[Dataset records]
+++

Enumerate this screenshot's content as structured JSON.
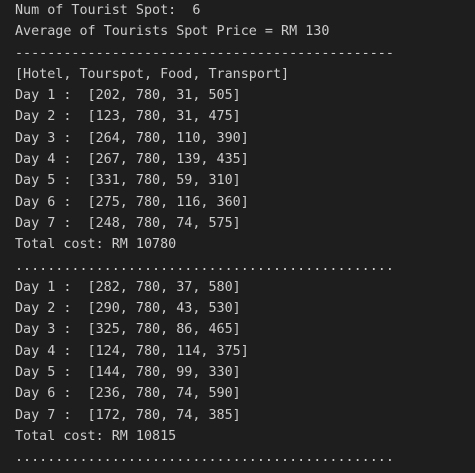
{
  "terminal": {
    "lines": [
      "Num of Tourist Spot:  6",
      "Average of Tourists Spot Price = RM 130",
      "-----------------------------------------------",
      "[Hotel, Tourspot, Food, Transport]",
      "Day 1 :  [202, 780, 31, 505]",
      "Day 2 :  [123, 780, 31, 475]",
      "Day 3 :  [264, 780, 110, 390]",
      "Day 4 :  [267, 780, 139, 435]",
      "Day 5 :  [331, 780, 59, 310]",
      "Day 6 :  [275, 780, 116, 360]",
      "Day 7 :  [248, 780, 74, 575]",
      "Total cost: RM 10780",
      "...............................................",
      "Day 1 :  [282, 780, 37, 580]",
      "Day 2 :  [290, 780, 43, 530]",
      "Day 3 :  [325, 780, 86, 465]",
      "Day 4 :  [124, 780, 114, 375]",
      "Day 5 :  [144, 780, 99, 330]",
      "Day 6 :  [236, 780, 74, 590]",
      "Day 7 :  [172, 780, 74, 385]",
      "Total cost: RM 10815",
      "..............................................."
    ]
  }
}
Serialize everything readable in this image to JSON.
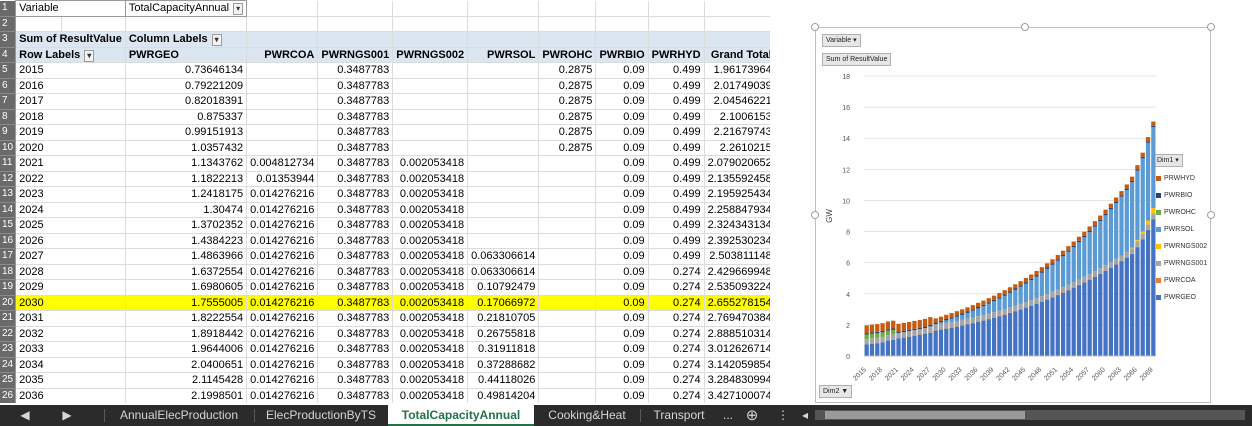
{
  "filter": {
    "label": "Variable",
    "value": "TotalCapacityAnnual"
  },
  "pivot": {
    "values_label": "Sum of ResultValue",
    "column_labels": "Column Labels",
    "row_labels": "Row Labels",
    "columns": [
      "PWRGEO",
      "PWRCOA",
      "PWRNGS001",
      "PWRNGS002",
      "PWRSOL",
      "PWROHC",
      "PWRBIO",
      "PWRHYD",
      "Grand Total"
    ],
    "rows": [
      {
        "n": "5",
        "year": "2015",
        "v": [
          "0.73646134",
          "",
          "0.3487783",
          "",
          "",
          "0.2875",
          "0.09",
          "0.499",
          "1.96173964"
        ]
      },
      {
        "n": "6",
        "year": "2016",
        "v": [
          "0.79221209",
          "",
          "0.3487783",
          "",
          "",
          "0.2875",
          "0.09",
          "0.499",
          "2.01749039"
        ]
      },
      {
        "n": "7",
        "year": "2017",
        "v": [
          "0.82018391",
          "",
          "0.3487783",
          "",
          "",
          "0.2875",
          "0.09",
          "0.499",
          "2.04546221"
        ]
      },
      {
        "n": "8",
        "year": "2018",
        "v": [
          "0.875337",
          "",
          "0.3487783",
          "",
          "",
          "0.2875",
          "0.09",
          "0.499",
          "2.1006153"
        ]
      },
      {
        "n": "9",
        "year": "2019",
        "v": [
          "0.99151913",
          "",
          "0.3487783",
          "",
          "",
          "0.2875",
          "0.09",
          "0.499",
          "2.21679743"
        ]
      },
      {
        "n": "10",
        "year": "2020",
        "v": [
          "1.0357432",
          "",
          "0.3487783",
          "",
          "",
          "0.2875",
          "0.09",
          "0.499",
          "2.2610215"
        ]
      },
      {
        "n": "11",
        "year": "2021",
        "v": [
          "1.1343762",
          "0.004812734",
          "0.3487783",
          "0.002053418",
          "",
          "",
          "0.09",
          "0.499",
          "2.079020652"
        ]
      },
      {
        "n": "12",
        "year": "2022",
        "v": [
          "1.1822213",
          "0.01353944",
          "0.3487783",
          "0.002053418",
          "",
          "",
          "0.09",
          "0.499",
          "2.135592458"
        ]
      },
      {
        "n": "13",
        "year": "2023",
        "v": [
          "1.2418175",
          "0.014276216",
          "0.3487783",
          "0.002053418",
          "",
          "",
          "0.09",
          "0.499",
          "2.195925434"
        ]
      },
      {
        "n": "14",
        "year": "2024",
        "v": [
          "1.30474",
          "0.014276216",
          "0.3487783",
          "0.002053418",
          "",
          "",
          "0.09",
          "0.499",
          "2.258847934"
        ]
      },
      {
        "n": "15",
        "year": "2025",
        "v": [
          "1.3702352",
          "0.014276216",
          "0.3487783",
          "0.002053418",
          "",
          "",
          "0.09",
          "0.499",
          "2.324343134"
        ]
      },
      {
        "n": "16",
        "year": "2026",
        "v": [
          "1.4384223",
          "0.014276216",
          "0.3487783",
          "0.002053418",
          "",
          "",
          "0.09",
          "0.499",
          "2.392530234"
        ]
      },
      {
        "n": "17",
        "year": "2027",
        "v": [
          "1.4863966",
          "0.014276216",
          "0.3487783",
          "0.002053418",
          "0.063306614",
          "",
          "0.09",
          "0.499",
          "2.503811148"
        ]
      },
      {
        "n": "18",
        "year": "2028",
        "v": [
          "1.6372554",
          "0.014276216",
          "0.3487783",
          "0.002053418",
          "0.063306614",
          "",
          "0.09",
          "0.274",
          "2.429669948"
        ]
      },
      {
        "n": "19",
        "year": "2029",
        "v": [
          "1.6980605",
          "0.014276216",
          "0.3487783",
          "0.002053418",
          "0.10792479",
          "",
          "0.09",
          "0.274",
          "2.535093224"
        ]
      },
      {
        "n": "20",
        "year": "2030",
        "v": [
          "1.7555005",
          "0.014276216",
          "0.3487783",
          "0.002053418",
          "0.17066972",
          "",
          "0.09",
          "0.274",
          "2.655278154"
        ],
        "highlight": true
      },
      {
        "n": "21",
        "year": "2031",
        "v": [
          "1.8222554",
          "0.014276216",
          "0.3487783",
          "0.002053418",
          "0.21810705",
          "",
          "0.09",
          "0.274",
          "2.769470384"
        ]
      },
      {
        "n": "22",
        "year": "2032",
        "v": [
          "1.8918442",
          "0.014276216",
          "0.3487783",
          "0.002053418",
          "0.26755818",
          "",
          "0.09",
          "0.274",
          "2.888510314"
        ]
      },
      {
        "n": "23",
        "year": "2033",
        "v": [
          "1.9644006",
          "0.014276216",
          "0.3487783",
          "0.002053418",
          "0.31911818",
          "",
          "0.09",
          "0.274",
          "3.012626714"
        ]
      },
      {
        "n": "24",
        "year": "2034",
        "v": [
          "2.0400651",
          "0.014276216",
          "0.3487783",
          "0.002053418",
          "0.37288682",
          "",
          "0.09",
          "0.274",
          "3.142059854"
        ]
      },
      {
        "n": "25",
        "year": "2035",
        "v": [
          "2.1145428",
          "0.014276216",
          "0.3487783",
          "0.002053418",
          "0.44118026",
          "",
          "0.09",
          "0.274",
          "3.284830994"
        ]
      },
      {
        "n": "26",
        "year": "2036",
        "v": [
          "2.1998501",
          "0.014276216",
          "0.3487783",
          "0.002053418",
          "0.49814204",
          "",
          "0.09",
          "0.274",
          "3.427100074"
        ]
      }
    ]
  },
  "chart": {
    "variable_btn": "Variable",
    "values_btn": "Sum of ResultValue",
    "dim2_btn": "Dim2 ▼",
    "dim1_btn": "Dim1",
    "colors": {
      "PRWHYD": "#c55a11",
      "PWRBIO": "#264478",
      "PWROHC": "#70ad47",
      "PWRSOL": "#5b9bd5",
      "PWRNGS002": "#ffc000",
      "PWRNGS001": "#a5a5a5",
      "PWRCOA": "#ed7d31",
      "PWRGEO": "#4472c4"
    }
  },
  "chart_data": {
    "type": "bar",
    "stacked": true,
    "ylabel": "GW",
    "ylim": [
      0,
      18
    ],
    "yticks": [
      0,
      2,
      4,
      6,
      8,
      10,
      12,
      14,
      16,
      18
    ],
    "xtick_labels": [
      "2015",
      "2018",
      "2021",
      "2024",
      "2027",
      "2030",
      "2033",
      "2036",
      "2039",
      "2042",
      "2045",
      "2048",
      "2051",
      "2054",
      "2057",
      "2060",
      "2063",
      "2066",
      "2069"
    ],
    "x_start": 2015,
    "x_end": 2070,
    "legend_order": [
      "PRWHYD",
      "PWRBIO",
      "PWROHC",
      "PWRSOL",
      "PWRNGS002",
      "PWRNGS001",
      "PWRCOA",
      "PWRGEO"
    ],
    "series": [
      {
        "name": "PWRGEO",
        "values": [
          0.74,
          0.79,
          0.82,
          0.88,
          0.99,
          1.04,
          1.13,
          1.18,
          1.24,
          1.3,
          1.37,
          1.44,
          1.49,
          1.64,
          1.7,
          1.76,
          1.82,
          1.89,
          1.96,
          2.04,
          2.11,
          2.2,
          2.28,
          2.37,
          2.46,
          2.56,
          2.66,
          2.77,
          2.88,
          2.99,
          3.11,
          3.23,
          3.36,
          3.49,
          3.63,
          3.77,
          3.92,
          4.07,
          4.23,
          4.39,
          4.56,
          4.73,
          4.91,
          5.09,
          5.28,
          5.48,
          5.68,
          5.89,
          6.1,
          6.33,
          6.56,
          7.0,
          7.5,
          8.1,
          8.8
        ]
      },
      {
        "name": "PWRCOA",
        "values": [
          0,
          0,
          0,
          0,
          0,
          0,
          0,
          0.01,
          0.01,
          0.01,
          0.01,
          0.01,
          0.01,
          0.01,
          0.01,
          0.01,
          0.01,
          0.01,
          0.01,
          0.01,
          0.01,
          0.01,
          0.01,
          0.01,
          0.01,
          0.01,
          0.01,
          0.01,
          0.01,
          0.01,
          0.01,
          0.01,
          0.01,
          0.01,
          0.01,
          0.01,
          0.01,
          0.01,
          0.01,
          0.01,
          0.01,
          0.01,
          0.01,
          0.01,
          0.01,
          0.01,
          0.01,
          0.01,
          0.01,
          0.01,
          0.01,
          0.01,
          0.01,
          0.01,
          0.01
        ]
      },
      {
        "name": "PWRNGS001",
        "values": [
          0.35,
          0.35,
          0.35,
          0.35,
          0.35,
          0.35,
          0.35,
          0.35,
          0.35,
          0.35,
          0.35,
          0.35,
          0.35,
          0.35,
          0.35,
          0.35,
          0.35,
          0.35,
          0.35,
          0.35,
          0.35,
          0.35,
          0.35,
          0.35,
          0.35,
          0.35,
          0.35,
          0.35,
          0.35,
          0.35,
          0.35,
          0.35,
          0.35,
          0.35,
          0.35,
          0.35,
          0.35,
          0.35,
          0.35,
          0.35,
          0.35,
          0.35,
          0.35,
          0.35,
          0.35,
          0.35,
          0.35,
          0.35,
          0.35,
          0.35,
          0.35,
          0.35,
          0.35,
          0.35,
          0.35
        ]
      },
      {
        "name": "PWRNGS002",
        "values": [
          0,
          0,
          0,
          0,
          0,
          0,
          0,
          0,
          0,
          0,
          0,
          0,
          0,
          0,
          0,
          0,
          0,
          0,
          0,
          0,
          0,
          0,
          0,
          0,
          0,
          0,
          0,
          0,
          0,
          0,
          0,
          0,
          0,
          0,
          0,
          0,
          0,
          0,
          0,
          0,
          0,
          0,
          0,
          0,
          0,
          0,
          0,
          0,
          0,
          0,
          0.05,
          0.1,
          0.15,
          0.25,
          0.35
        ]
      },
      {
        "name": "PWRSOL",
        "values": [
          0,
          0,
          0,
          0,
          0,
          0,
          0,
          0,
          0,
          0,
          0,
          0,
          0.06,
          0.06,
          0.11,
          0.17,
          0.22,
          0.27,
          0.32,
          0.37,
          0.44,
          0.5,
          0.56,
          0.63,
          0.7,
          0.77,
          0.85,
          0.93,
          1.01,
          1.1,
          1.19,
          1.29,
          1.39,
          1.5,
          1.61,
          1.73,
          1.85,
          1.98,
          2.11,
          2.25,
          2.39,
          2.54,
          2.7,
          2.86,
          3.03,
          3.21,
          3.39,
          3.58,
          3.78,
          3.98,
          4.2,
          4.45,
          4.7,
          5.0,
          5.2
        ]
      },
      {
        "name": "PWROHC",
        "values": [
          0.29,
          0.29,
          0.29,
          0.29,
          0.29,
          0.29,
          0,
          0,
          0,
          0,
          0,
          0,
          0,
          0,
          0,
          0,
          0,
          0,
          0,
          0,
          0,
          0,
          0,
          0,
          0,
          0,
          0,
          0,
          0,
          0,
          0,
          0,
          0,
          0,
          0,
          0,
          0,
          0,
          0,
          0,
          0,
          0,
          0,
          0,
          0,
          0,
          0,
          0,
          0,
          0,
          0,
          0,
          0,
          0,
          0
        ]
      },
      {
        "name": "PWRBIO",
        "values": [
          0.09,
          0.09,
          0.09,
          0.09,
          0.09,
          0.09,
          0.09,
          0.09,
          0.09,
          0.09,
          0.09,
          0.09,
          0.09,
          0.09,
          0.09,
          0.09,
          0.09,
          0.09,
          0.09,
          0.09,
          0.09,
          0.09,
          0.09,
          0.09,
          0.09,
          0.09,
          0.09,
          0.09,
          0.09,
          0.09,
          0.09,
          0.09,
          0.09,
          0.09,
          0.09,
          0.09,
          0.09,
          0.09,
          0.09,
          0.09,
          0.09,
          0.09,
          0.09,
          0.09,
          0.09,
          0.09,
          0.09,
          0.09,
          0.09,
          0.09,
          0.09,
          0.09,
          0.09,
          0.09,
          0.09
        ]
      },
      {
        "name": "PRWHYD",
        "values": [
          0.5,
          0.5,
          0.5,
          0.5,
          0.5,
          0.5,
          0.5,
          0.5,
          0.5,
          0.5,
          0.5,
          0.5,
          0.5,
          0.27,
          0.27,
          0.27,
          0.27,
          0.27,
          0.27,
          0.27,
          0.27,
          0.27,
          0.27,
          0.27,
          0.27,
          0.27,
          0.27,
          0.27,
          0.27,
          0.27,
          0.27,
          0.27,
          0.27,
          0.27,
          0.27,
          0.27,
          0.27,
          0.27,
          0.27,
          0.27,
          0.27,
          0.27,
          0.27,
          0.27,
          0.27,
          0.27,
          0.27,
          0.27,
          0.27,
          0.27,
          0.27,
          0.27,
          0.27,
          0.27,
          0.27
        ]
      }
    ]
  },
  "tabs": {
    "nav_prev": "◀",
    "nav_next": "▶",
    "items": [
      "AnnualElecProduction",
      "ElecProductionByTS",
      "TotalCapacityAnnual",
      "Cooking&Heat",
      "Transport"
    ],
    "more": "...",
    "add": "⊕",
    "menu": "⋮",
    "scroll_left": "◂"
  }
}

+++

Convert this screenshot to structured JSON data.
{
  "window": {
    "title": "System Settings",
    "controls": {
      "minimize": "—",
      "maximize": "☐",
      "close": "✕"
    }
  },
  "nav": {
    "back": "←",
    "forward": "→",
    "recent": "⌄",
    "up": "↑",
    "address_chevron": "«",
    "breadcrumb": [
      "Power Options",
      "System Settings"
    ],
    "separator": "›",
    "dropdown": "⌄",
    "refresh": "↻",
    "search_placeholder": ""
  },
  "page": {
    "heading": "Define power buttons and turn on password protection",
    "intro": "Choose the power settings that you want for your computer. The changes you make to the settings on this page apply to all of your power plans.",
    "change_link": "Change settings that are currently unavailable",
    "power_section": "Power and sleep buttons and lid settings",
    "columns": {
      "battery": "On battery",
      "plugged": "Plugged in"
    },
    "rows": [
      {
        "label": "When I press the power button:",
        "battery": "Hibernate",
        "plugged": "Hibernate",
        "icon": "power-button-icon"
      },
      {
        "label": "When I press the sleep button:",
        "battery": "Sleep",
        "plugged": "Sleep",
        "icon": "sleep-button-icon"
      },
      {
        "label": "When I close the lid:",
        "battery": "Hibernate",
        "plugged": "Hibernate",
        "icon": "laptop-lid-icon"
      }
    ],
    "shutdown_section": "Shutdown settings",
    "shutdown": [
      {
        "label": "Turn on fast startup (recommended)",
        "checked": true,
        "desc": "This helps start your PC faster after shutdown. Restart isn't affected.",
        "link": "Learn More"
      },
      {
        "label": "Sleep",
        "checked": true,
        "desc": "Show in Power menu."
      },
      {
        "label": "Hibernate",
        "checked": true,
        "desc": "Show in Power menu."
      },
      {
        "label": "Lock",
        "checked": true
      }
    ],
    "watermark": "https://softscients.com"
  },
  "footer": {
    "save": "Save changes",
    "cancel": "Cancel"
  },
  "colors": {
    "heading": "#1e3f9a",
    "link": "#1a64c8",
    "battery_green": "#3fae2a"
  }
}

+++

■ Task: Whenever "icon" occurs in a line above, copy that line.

■ Result for this exercise:
        "icon": "power-button-icon"
        "icon": "sleep-button-icon"
        "icon": "laptop-lid-icon"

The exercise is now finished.